The warning comes after figures revealed that four in 10 primary schools in Blackpool still contain asbestos.

READ MORE>>> What is asbestos and what are the risks?

A Freedom of Information request to Blackpool Council revealed that 13 state primary schools contain asbestos – 42 per cent of the area’s schools.

Research by law firm Stephensons found that the potentially deadly material is present in more than 5,000 English primary schools, across the 105 local authorities that provided figures.

Asbestos was banned in the UK in 1999, but was routinely used to construct school buildings between 1940 and 1970.

Any damage to these older buildings can release fibres into the air, which can cause life-threatening illnesses if inhaled.

Kate Sweeney, a personal injury lawyer at Stephensons, said local authorities are not doing enough to tackle the issue.

She said: “Many people think that asbestos is a problem of the past, and that related illnesses only affect construction workers and tradespeople.

“This is simply not the case. The potentially deadly material has been used in all types of buildings, and parents and teachers have a right to know if it is present in schools.

“We are calling for all schools and local education authorities to publicly disclose if asbestos is on the premises and the measures being taken to manage it.”

Mesothelioma, a lethal cancer affecting the lining of the lungs, is directly associated with asbestos exposure. The UK has the highest incidence of the disease in the world.

The disease has caused the deaths of 164 people in Blackpool since records began in 1981, Health and Safety Executive figures show.

This includes 30 between 2013 and 2017, the latest five-year reporting period.

Liz Darlison, from Mesothelioma UK, said: “There is no safe level of asbestos exposure, and we should be doing much more to protect people, particularly children.

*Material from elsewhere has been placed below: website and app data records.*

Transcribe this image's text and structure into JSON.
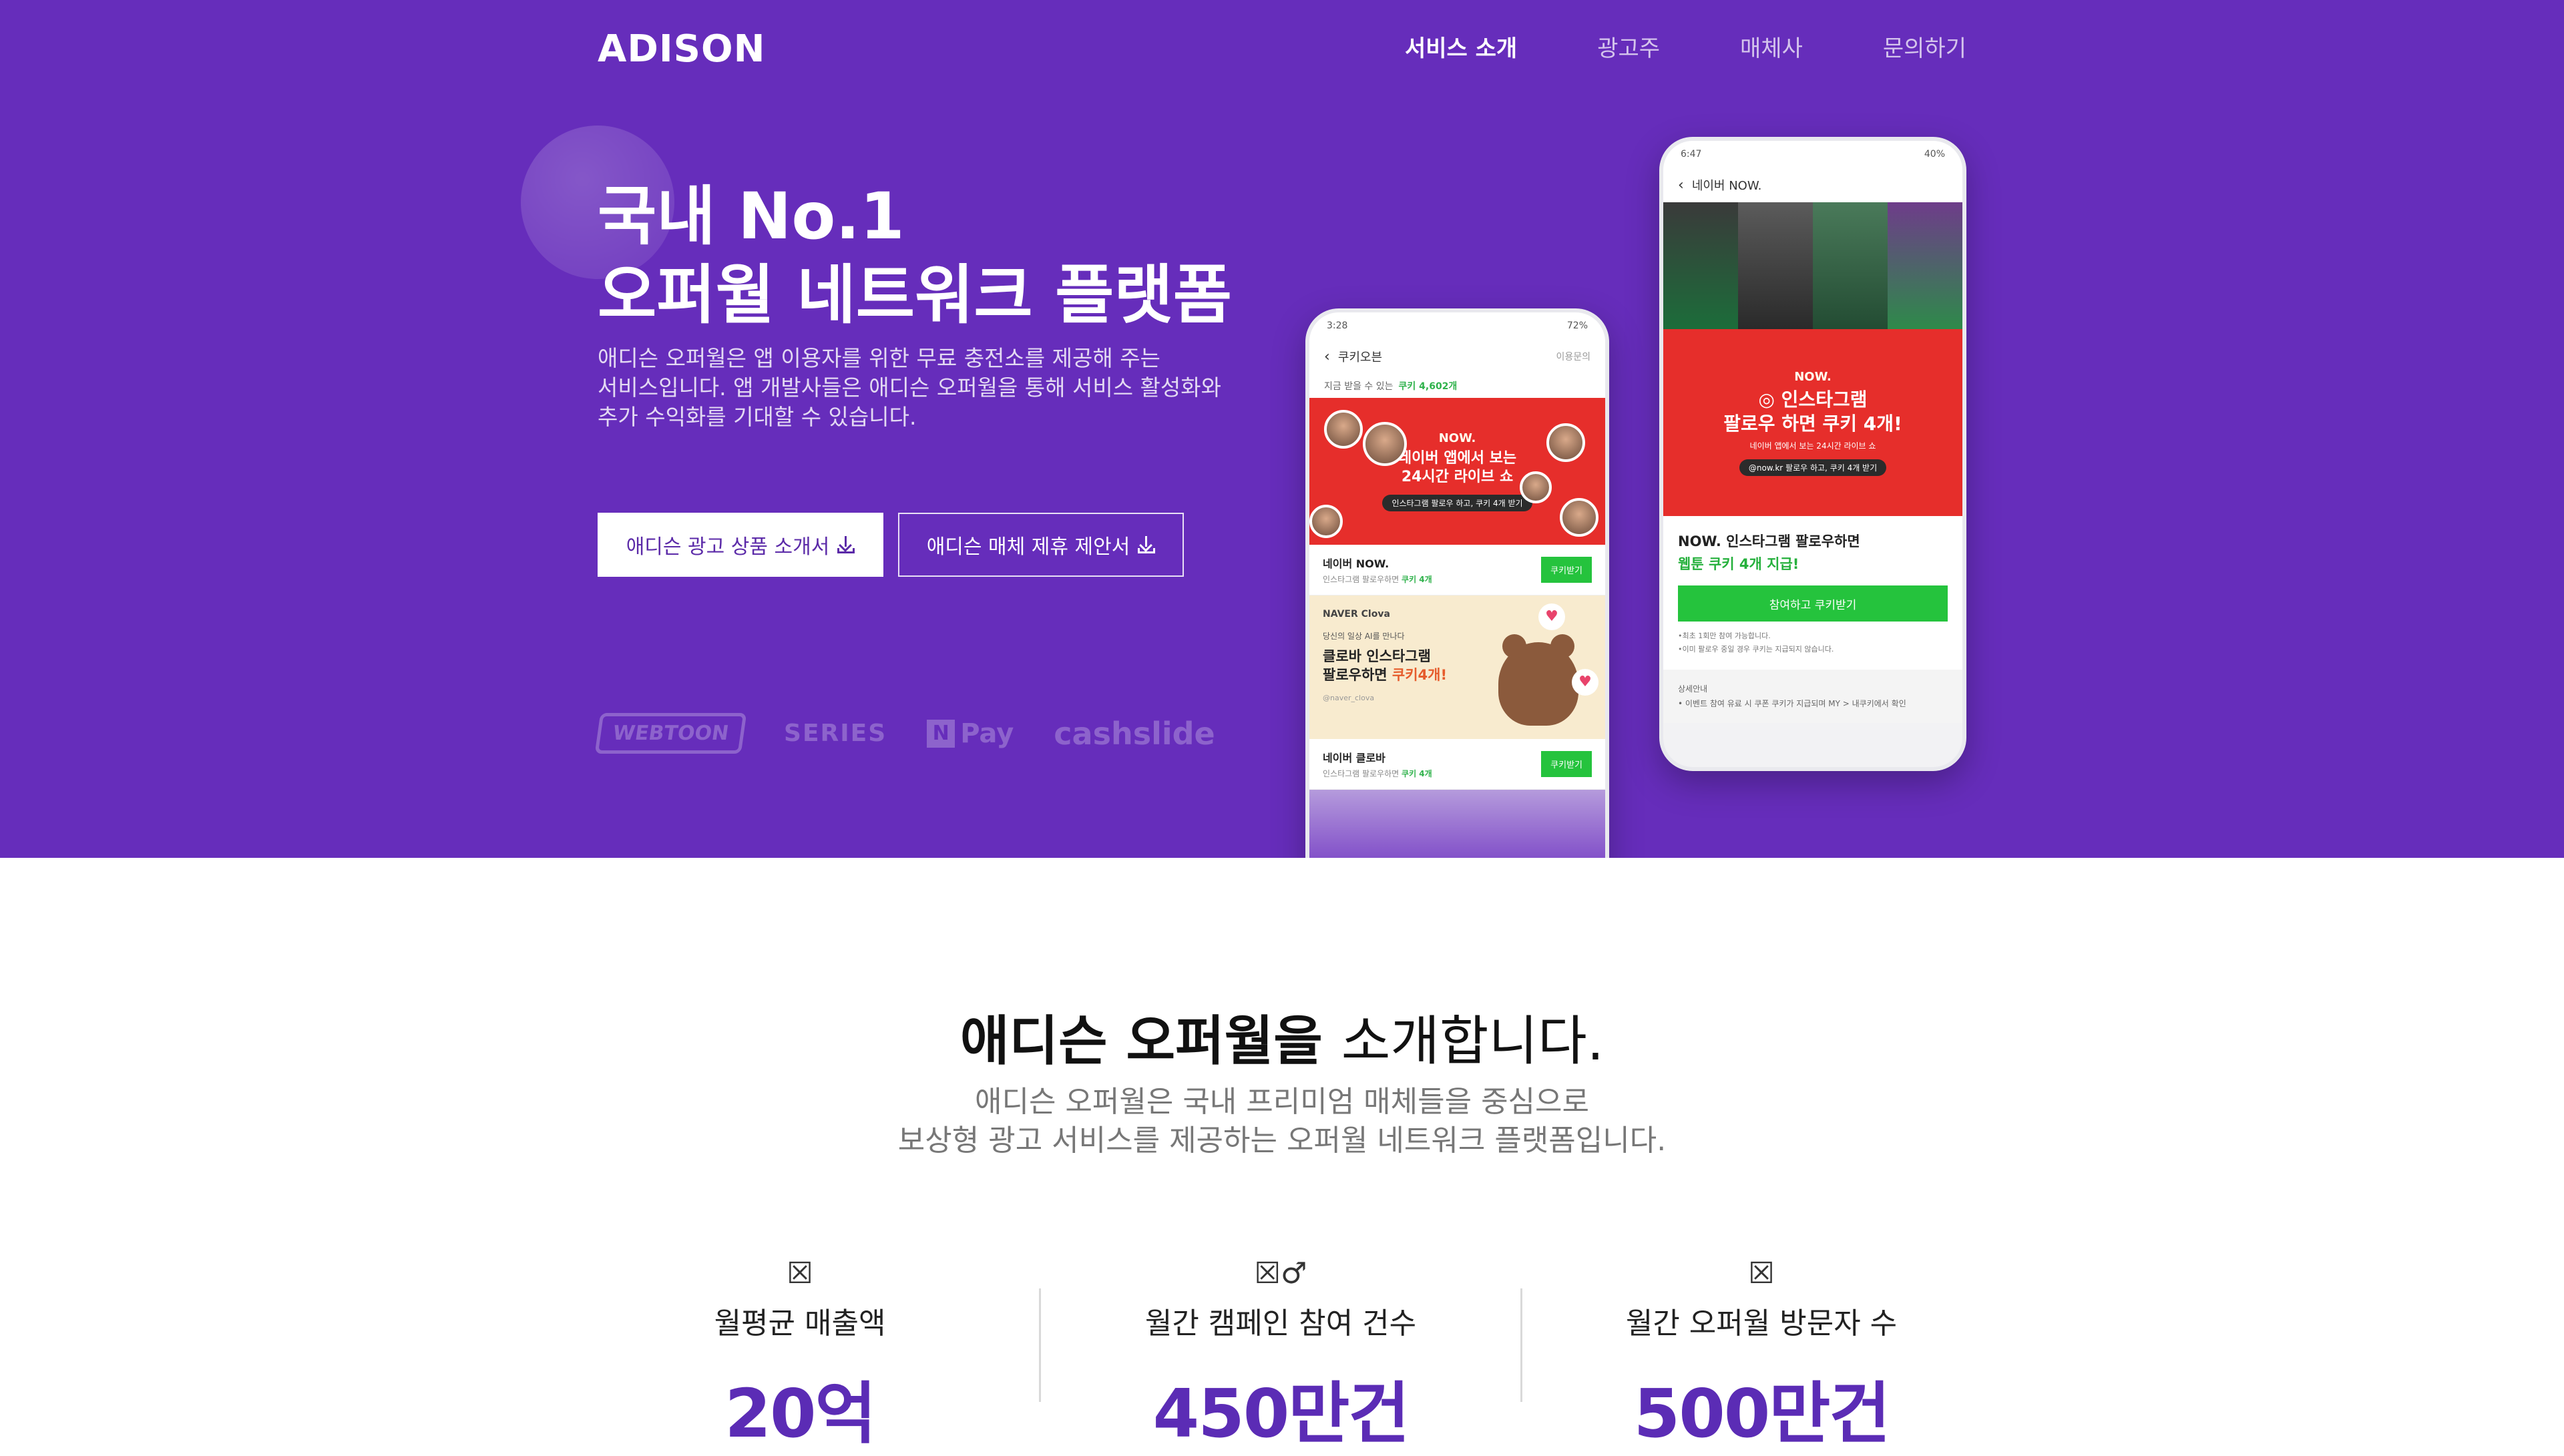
{
  "header": {
    "logo": "ADISON",
    "nav": [
      {
        "label": "서비스 소개"
      },
      {
        "label": "광고주"
      },
      {
        "label": "매체사"
      },
      {
        "label": "문의하기"
      }
    ]
  },
  "hero": {
    "title_line1": "국내 No.1",
    "title_line2": "오퍼월 네트워크 플랫폼",
    "desc_line1": "애디슨 오퍼월은 앱 이용자를 위한 무료 충전소를 제공해 주는",
    "desc_line2": "서비스입니다. 앱 개발사들은 애디슨 오퍼월을 통해 서비스 활성화와",
    "desc_line3": "추가 수익화를 기대할 수 있습니다.",
    "btn_ad_label": "애디슨 광고 상품 소개서",
    "btn_media_label": "애디슨 매체 제휴 제안서",
    "partners": {
      "webtoon": "WEBTOON",
      "series": "SERIES",
      "npay_mark": "N",
      "npay": "Pay",
      "cashslide": "cashslide"
    }
  },
  "phone_left": {
    "status_time": "3:28",
    "status_right": "72%",
    "topbar_title": "쿠키오븐",
    "topbar_right": "이용문의",
    "sub_text": "지금 받을 수 있는",
    "sub_count": "쿠키 4,602개",
    "promo1_brand": "NOW.",
    "promo1_main_1": "네이버 앱에서 보는",
    "promo1_main_2": "24시간 라이브 쇼",
    "promo1_pill": "인스타그램 팔로우 하고, 쿠키 4개 받기",
    "row1_title": "네이버 NOW.",
    "row1_sub": "인스타그램 팔로우하면",
    "row1_reward": "쿠키 4개",
    "row_btn": "쿠키받기",
    "promo2_brand": "NAVER Clova",
    "promo2_small": "당신의 일상 AI를 만나다",
    "promo2_main_1": "클로바 인스타그램",
    "promo2_main_2": "팔로우하면",
    "promo2_reward": "쿠키4개!",
    "promo2_handle": "@naver_clova",
    "row2_title": "네이버 클로바",
    "row2_sub": "인스타그램 팔로우하면",
    "row2_reward": "쿠키 4개",
    "heart_glyph": "♥"
  },
  "phone_right": {
    "status_time": "6:47",
    "status_right": "40%",
    "topbar_title": "네이버 NOW.",
    "promo_brand": "NOW.",
    "promo_main_1": "인스타그램",
    "promo_main_2": "팔로우 하면 쿠키 4개!",
    "promo_small": "네이버 앱에서 보는 24시간 라이브 쇼",
    "promo_pill": "@now.kr 팔로우 하고, 쿠키 4개 받기",
    "info_title": "NOW. 인스타그램 팔로우하면",
    "info_reward": "웹툰 쿠키 4개 지급!",
    "cta_label": "참여하고 쿠키받기",
    "note_1": "•최초 1회만 참여 가능합니다.",
    "note_2": "•이미 팔로우 중일 경우 쿠키는 지급되지 않습니다.",
    "detail_title": "상세안내",
    "detail_text": "• 이벤트 참여 유료 시 쿠폰 쿠키가 지급되며 MY > 내쿠키에서 확인"
  },
  "intro": {
    "title_bold": "애디슨 오퍼월을",
    "title_light": "소개합니다.",
    "desc_line1": "애디슨 오퍼월은 국내 프리미엄 매체들을 중심으로",
    "desc_line2": "보상형 광고 서비스를 제공하는 오퍼월 네트워크 플랫폼입니다."
  },
  "stats": [
    {
      "icon": "☒",
      "label": "월평균 매출액",
      "value": "20억"
    },
    {
      "icon": "☒♂",
      "label": "월간 캠페인 참여 건수",
      "value": "450만건"
    },
    {
      "icon": "☒",
      "label": "월간 오퍼월 방문자 수",
      "value": "500만건"
    }
  ],
  "colors": {
    "hero_bg": "#662dbb",
    "stat_value": "#5b2cb5",
    "cta_green": "#25c33d",
    "promo_red": "#e62e2b"
  }
}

“The time from exposure to developing the disease can take several decades, which is why the level of concern is perhaps not fully appreciated.

“As a nation, we must take responsibility and rid our buildings of this cancer-causing substance, for the sake of our children, their children, and every generation in the future.”

An HSE spokesperson said: “Since the dangers of asbestos became clear, successive governments have, over many years, made a concerted and sustained effort to address the issue. As a result, mortality rates in mesothelioma are expected to decline from the next decade.”